In the realm of financial trading, technical analysis stands as a crucial pillar, providing traders with tools to forecast potential price movements. At the heart of this methodology lie technical analysis indicators. These indicators, derived from past market data, primarily price and volume, assist traders in identifying patterns, gauging momentum, and making informed decisions. This article delves deep into some of the most widely used technical analysis indicators, highlighting their significance in both traditional and day trading environments.
Introduction to Technical Analysis Indicators
Technical analysis indicators are mathematical calculations based on historical price, volume, or open interest information. They offer insights into the market’s trend, strength, volatility, and momentum. Traders employ these indicators to form buy and sell signals or to confirm the quality of other signals.
Relative Strength Index (RSI)
Definition: The Relative Strength Index (RSI) measures the speed and change of price movements and oscillates between zero and 100.
Application: Typically, an RSI above 70 indicates an overbought condition, while an RSI below 30 suggests an oversold condition. Traders also look for divergences between price movements and RSI for potential trend reversals.
Moving Averages (MA)
There are two primary types of moving averages:
Simple Moving Average (SMA): Calculates the average of a selected range of prices, typically closing prices, over a specified number of periods.
Exponential Moving Average (EMA): Gives more weight to recent prices, making it more responsive than the SMA.
Application: Moving averages can indicate potential trend directions. When a short-term MA crosses above a long-term MA (Golden Cross), it can be a bullish sign. Conversely, when the short-term MA crosses below the long-term MA (Death Cross), it can be bearish.
Moving Average Convergence Divergence (MACD)
Definition: Moving Average Convergence Divergence (MACD) is a trend-following momentum indicator that shows the relationship between two moving averages of a security’s price.

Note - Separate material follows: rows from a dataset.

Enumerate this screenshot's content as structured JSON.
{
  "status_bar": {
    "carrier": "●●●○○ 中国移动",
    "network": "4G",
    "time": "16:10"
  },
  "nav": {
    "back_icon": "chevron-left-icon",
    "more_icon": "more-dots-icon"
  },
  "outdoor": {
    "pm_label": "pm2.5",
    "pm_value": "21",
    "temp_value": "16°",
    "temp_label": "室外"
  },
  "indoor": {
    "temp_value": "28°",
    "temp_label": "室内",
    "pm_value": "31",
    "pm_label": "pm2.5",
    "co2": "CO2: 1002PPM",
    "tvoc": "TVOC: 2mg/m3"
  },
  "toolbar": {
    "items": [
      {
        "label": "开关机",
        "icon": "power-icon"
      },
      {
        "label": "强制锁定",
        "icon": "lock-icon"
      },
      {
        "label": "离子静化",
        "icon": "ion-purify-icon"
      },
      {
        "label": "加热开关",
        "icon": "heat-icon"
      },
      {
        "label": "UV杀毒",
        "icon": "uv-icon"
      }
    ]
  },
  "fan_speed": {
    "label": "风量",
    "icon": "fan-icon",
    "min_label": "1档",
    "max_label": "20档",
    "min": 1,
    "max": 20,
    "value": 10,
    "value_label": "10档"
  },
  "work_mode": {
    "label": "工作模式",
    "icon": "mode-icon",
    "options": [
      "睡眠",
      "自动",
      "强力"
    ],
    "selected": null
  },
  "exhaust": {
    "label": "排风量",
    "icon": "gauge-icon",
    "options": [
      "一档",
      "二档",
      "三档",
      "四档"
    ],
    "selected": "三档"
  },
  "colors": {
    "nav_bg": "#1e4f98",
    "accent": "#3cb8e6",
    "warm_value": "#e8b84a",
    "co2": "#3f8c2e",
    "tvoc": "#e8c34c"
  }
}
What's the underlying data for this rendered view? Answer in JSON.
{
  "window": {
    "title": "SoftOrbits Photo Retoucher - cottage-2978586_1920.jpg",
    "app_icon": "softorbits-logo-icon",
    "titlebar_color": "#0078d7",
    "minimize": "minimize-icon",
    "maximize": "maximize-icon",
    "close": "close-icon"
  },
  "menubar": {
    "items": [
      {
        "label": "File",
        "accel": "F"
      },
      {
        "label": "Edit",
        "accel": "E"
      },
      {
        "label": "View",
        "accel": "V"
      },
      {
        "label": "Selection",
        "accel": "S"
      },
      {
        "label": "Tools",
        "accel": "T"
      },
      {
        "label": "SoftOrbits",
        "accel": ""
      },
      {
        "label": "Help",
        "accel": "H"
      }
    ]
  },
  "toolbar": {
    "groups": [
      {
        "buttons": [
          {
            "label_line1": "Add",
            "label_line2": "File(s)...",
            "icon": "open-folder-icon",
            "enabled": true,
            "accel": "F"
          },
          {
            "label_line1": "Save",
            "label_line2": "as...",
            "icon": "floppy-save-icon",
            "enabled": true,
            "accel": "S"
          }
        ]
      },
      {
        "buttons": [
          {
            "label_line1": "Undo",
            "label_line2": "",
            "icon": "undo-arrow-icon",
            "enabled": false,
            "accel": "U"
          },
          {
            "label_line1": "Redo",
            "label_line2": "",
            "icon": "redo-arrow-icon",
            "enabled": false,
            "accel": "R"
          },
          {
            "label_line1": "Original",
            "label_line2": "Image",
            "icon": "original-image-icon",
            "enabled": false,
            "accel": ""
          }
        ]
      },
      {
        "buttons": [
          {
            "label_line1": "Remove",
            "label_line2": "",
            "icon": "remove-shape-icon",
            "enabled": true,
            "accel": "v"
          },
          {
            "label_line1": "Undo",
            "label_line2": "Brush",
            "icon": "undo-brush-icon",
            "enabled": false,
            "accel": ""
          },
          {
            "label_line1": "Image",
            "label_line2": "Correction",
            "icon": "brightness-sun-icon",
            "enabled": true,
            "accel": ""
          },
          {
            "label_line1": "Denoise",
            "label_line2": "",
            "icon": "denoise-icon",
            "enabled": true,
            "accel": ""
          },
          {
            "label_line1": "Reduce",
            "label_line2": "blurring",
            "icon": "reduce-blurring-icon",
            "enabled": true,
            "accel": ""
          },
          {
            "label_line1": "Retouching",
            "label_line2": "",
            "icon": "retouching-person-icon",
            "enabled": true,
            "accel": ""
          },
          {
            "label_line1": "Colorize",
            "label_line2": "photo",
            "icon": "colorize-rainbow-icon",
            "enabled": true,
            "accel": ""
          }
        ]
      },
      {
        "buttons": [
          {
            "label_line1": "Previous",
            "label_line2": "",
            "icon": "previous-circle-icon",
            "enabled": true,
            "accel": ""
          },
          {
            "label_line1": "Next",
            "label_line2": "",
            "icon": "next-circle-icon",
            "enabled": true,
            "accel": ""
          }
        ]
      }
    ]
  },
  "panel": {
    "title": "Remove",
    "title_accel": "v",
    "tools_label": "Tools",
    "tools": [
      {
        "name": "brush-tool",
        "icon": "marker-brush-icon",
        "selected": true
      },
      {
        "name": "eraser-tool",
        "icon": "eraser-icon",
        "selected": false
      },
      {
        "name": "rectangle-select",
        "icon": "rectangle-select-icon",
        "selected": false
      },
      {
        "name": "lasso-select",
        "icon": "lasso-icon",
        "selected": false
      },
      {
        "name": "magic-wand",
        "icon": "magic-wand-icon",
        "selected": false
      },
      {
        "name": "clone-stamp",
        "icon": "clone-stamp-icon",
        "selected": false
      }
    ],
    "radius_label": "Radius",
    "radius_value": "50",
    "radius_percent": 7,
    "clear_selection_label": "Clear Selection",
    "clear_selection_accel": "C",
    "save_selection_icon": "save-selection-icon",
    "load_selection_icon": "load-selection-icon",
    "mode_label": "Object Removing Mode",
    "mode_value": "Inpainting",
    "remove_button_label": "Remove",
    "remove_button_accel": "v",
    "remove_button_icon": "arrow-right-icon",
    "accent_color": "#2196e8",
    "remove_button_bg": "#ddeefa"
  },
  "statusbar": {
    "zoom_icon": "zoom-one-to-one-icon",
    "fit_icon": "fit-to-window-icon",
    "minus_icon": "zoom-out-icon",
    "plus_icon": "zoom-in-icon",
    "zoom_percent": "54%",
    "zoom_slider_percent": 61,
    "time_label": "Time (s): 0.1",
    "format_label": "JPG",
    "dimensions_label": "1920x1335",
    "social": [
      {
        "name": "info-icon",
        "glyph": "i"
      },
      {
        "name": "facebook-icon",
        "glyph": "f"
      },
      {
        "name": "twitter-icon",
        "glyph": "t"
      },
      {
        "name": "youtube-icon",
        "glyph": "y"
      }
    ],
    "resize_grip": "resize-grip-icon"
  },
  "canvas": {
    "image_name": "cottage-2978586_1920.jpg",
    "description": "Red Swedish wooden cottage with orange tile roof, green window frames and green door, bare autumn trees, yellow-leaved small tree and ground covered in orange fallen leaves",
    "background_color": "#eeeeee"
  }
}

Application: The MACD consists of the MACD line, signal line, and histogram. When the MACD line crosses above the signal line, it can be a bullish sign, and vice versa. Divergences between MACD and price can also indicate potential trend reversals.
Definition: Bollinger Bands consist of a middle band being an N-period simple moving average (SMA), an upper band, and a lower band.
Application: The bands adapt to volatility. When the bands tighten, it may indicate a sharp price move in the near future. Prices tend to bounce within the bands, and if they cross the bands, it could indicate continuation or reversal.
Definition: Fibonacci Retracements, based on the Fibonacci sequence, these retracements mark potential reversal levels.
Application: Traders use these levels as potential support and resistance. Common retracement levels are 23.6%, 38.2%, 50%, 61.8%, and 78.6%.
Definition: Stochastic Oscillator, a momentum indicator comparing a particular closing price of a security to its price range over a certain period.
Application: Readings above 80 are considered overbought, while readings below 20 are considered oversold.
Technical Analysis Indicators – Importance in Day Trading
In day trading, where decisions are made within minutes to hours, technical indicators are invaluable. They offer quick insights into market direction, momentum, and potential turning points. Indicators like RSI, MACD, and Bollinger Bands are particularly popular in day trading due to their responsiveness to short-term price movements.
While technical analysis indicators are vital tools, they aren’t foolproof. Traders should use them in conjunction with other tools and strategies, considering the broader market context and potential influencing factors. Combining multiple indicators can also provide more robust and reliable signals, thus enhancing a trader’s strategy and decision-making process.